The well-run public meeting: How to get people to come back
The most important element necessary to ensure broad participation throughout the charrette process is the well-executed public meeting.
September 3, 2004
The most important element necessary to ensure broad participation throughout the charrette process is the well-executed public meeting. Potential project supporters often do not attend meetings because, in addition to being busy people, they have had the all-too-common experience of attending a poorly-run public meeting in the past.
It is important for the charrette organizer to remember that it is often a chore for people to attend public meetings – they have to find a babysitter, eat dinner early or change previously made plans. Once you have them at the meeting, it is extremely important that the process is very effective. Their experience can be spoiled if the meeting runs over time, if other meeting-goers are allowed to dominate the conversation, or if the room is set up in such a way that people cannot hear and see things clearly.
One or a combination of these pitfalls can keep your potential supporters from coming back to the next public meeting. You have to make it worth their time to participate.

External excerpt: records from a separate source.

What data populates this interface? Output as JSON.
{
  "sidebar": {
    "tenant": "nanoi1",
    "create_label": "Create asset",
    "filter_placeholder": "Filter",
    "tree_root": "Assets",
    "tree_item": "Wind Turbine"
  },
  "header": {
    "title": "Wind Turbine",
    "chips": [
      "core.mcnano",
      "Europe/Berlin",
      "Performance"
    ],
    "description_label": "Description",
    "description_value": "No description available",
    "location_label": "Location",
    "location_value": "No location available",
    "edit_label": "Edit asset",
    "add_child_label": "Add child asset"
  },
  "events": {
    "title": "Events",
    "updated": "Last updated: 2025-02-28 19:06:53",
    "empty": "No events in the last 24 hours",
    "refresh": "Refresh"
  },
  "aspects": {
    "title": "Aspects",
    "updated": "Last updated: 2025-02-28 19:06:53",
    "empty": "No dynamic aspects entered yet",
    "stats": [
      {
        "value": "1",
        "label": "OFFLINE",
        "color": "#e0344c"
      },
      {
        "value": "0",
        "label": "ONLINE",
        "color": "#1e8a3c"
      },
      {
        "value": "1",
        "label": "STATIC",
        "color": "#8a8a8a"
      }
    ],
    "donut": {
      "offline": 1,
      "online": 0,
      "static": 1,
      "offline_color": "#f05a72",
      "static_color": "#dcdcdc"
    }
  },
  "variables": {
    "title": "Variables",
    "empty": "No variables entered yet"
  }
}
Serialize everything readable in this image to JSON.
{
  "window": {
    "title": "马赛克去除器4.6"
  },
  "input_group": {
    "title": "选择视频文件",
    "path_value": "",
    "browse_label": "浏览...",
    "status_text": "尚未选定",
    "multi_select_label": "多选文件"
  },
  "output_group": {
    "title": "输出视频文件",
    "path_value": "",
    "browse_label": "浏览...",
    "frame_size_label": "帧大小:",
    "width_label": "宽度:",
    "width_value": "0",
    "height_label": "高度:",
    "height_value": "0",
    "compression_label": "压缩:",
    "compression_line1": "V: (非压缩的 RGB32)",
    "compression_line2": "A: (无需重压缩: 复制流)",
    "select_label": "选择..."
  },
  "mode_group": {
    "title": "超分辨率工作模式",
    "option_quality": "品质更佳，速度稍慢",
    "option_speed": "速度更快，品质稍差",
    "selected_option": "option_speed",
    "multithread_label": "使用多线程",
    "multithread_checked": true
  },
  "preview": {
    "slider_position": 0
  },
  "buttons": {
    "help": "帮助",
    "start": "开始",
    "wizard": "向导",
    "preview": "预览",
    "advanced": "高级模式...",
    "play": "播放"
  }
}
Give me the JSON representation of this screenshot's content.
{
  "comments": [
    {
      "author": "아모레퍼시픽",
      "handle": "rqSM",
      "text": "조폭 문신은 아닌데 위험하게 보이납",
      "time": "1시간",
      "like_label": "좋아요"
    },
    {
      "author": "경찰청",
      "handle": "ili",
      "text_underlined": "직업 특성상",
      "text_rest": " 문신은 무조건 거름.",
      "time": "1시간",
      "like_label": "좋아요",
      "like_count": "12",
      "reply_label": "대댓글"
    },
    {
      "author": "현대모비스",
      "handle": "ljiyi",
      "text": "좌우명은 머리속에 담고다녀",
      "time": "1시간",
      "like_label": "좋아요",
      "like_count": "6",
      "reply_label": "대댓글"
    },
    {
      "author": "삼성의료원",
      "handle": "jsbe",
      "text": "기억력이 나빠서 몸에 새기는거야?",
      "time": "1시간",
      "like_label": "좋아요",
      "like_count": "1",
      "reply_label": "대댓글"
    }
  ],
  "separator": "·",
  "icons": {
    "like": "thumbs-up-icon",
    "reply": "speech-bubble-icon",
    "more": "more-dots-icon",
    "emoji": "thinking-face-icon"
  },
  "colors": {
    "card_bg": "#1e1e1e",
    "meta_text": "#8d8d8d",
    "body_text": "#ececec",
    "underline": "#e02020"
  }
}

People need to be assured that their time is well spent and their input has the potential to make an impact on the project.
Successful, efficient public meetings, as part of the dynamic, interactive nature of the charrette, can achieve participation by 60 percent or more of the total charrette participants.